11 38 human development in india Table A.3.1b Statewise Cultivation and Farm Ownership Any For Cultivating Households Cultivation Median Mean Rent in Rent out Any Hired Use Diesel or Has (per cent) Agricultural Land Own Land Land Irrigation Labour Herbicide Elec.
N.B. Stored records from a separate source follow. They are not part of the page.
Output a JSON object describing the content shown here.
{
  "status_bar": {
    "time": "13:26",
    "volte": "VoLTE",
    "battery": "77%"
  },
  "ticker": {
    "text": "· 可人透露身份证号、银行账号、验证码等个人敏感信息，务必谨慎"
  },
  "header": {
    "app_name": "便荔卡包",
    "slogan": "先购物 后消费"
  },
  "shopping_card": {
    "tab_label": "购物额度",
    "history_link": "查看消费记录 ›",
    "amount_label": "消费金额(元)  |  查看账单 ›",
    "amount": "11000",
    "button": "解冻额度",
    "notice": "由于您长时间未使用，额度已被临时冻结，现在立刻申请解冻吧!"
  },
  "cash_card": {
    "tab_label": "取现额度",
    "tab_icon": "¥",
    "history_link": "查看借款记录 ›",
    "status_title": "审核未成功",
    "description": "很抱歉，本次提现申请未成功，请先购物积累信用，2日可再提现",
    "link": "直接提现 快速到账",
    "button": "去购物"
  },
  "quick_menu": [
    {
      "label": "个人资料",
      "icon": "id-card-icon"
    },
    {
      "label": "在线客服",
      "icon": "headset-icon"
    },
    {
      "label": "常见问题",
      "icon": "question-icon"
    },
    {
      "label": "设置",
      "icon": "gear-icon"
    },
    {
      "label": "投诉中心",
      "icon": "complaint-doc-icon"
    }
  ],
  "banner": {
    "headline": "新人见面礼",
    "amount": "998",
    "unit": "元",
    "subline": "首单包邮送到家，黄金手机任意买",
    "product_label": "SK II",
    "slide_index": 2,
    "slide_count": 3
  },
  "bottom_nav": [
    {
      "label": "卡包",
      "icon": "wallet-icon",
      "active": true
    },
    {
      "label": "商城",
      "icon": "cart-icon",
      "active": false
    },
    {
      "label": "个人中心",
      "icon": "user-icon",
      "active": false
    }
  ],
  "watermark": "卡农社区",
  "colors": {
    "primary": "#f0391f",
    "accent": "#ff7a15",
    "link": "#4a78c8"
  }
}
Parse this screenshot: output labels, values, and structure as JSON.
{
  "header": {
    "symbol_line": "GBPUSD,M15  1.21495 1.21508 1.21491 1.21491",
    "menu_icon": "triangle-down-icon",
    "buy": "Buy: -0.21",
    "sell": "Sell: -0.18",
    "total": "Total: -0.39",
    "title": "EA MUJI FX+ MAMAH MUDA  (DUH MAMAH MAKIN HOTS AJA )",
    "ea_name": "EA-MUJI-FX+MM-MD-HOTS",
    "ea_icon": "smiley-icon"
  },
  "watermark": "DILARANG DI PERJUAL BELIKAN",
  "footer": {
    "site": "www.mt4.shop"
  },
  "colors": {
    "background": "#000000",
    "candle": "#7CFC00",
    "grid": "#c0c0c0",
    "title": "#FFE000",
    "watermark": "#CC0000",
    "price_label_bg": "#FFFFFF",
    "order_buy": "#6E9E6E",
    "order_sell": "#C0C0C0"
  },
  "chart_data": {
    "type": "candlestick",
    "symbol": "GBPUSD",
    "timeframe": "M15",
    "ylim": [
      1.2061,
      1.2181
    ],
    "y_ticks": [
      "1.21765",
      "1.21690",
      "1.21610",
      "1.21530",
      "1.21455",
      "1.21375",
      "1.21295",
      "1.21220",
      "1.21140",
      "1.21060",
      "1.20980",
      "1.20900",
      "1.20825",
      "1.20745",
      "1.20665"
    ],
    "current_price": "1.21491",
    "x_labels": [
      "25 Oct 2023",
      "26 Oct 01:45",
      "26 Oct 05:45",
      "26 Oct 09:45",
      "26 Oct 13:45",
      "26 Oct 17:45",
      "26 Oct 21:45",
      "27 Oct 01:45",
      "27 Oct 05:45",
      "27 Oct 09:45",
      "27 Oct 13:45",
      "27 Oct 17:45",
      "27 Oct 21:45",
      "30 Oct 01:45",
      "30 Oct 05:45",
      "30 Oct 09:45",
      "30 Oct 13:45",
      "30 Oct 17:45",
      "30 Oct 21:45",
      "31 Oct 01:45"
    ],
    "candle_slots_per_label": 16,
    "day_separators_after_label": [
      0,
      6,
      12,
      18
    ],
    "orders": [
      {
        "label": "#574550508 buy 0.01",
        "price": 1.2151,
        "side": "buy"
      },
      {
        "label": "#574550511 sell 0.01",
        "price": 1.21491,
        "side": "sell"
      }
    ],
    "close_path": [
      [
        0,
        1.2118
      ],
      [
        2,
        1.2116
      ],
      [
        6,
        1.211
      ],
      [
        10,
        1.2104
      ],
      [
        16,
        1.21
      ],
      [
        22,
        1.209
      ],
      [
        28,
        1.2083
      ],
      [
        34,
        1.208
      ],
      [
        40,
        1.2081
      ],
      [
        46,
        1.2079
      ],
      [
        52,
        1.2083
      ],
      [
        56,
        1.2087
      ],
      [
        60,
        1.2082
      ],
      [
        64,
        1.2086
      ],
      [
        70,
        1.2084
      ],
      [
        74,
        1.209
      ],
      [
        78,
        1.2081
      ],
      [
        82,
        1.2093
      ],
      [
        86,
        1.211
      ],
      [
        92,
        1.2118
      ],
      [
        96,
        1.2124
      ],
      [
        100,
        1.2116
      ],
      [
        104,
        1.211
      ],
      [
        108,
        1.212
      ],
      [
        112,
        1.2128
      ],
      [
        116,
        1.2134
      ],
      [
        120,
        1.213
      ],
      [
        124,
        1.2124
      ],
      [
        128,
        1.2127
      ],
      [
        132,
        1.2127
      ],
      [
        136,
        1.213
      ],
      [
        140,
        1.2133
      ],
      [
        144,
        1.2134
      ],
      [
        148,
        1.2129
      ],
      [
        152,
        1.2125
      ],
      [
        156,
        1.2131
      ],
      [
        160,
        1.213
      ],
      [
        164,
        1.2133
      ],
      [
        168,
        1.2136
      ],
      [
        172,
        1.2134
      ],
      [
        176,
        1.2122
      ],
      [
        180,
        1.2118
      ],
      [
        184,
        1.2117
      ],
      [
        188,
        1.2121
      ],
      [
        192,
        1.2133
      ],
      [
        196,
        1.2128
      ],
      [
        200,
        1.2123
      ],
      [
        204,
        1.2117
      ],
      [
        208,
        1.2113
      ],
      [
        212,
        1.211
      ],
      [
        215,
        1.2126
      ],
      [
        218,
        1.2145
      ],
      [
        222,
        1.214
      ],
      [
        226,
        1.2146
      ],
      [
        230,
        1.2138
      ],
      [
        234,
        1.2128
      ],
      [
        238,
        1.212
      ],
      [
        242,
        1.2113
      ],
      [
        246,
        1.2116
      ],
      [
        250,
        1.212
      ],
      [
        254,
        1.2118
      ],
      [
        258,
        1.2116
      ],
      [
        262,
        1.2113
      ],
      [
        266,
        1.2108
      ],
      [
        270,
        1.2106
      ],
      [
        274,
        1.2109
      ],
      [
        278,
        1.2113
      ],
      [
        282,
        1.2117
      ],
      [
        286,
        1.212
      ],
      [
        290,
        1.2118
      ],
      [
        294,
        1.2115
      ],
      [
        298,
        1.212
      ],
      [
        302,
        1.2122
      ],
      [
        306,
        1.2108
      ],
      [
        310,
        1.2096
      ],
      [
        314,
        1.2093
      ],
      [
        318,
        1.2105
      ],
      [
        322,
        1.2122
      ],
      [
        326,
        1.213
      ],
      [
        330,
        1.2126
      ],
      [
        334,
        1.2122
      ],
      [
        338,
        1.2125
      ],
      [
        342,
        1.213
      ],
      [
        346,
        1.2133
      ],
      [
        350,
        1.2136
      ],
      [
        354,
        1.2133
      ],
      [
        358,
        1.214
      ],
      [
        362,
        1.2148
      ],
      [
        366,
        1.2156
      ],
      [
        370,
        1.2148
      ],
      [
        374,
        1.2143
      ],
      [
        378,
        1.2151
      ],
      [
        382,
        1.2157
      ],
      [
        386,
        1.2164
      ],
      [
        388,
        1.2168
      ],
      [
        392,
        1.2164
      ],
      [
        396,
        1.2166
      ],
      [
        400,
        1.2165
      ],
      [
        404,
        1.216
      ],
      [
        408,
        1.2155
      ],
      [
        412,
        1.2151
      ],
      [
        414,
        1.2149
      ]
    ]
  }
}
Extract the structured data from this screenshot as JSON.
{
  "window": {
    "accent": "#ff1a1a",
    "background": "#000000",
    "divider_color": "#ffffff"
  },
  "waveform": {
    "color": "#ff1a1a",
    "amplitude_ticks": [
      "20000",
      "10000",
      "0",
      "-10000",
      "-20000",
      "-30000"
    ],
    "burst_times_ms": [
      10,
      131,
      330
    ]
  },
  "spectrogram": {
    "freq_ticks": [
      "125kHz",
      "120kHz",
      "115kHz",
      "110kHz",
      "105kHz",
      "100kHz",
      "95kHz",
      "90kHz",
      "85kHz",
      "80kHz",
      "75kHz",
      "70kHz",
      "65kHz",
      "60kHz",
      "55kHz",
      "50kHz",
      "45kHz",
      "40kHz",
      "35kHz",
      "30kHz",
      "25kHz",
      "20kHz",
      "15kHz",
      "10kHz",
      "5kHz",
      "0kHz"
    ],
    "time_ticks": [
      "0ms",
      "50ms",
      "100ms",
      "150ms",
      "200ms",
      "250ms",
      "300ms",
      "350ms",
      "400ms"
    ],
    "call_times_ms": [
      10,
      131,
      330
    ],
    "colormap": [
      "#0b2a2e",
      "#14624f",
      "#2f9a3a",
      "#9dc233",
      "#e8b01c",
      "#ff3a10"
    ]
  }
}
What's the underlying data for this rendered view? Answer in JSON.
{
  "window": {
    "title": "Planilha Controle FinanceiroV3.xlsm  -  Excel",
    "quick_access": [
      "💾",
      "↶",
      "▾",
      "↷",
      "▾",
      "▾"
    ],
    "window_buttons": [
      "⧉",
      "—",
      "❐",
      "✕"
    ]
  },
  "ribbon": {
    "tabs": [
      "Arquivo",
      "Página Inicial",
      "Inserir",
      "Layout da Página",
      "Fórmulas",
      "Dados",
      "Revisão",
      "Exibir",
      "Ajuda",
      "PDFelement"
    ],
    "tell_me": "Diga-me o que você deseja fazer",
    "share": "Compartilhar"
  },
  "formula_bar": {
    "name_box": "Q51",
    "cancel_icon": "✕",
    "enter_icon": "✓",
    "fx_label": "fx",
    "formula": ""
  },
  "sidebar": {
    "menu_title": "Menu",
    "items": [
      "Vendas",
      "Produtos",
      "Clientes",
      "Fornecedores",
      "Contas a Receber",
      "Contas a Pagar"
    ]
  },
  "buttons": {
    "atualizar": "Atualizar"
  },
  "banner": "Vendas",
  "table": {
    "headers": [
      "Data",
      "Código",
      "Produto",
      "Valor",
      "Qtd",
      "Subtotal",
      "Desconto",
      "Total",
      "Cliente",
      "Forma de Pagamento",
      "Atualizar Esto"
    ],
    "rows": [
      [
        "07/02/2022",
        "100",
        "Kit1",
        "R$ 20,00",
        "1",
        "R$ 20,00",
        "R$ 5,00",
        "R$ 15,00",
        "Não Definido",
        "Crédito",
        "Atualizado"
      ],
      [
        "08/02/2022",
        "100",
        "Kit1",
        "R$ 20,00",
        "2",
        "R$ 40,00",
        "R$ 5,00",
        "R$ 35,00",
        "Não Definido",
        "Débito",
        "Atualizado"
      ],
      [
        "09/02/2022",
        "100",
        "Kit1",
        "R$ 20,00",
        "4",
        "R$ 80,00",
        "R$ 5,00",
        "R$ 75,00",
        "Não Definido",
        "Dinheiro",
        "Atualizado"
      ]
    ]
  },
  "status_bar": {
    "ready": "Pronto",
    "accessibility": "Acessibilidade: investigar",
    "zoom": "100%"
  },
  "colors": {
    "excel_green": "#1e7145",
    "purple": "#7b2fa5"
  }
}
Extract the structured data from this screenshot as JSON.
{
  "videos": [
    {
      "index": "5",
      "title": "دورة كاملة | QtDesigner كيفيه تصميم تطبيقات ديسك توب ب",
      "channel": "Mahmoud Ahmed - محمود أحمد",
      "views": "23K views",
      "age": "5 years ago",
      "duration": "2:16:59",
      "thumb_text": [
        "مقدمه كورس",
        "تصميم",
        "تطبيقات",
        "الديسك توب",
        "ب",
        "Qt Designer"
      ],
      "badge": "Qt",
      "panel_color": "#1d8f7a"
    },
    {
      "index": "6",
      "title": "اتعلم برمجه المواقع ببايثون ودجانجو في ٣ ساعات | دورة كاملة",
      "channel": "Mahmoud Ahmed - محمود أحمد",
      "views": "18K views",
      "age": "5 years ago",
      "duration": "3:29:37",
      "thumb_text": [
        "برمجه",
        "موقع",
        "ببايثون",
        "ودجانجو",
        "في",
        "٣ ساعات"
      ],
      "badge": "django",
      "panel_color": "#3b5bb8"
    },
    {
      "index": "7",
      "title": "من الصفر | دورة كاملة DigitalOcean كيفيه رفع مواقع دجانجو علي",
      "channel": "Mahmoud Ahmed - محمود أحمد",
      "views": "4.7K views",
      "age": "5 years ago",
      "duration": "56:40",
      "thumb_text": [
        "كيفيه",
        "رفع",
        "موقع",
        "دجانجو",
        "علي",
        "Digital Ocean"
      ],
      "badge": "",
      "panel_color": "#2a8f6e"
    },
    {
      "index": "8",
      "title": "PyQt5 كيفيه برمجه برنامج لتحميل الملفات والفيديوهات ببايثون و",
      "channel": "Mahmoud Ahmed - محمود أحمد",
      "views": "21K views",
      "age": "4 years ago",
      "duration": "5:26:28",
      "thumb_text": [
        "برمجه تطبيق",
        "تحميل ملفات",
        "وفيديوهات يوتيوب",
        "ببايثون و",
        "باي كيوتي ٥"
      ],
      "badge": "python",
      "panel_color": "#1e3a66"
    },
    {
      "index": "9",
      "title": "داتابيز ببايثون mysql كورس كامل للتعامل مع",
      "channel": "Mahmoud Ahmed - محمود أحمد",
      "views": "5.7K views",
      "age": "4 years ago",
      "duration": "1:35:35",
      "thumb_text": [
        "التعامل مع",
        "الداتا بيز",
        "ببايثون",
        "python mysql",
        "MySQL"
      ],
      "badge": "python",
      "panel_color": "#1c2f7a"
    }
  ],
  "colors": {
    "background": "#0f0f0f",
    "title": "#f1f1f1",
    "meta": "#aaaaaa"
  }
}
Pump Tractor Income (Rs) (ha) (per cent) (per cent) (per cent) (per cent) (per cent) (per cent) (per cent) All India 53 8, Jammu and Kashmir 83 10, Himachal Pradesh 85 9, Uttarakhand 71 8, Punjab 29 52, Haryana 38 37, Uttar Pradesh 66 8, Bihar 56 7, Jharkhand 50 3, Rajasthan 67 12, Chhattisgarh 75 10, Madhya Pradesh 60 11, North-East 43 16, Assam 46 13, West Bengal 43 10, Orissa 65 5, Gujarat 52 10, Maharashtra, Goa 64 9, Andhra Pradesh 29 3, Karnataka 55 5, Kerala 38 10, Tamil Nadu 25 NA Note: NA not available due to possible measurement errors and/or small sample sizes.